[Ed. – If you’ve got mail, it’s thanks to him.]
It’s a sad day for the Internet: Ray Tomlinson, widely credited with inventing email as we know it, has died from a suspected heart attack at 74. In 1971, he established the first networked email system on ARPANET (the internet’s ancestor), using the familiar user@host format that’s still in use today. It wasn’t until 1977 that his approach became a standard, and years more before it emerged victorious, but it’s safe to say that communication hasn’t been the same ever since. When’s the last time you sent a physical letter?
In some ways, Tomlinson also changed language itself. His choice of the @ symbol for email popularized a once-niche character, making it synonymous with all things internet.
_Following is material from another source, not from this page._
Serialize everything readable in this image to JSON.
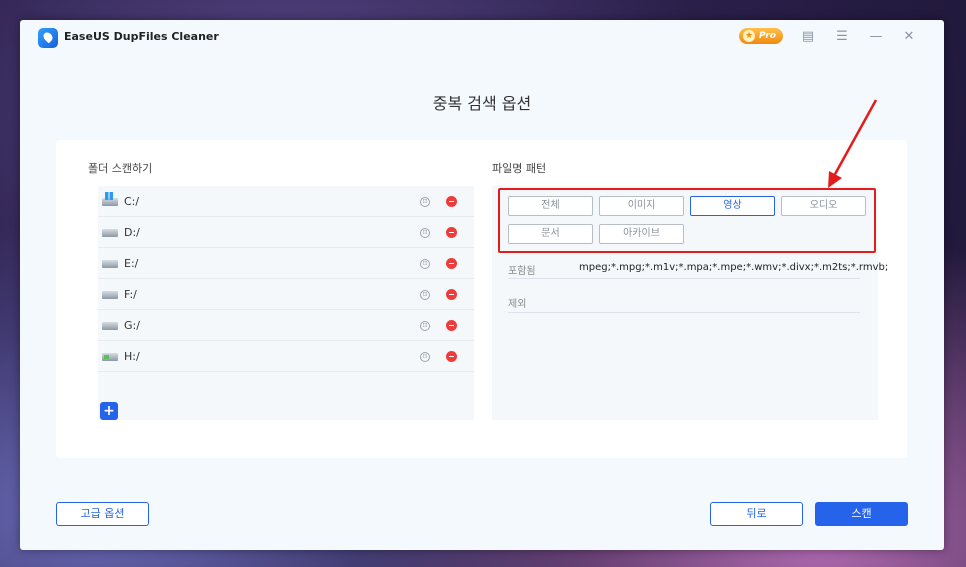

Arguably, he paved the way for modern social networks in the process. Twitter would be a very, very different place without the @ mentions that help you chat with other users, and numerous other services use it as an easy way to share status updates.
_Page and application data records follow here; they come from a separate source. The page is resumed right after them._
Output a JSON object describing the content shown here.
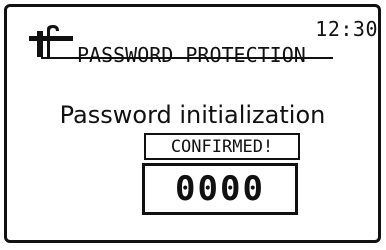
{
  "header": {
    "time": "12:30",
    "title": "PASSWORD PROTECTION",
    "icon": "tools-icon"
  },
  "main": {
    "subtitle": "Password initialization",
    "status": "CONFIRMED!",
    "code": "0000"
  }
}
Tomlinson received his share of formal recognition. He’s a cornerstone of the Internet Hall of Fame, and he received everything from a Webby Award to a Prince of Asturias Laureate. However, he almost doesn’t need those. Much like fellow internet pioneers Tim Berners-Lee or Vint Cerf, you’re encountering his legacy virtually every time you hop online. And barring a sea change in communication, it’s likely that the effect of his work will be felt for decades to come.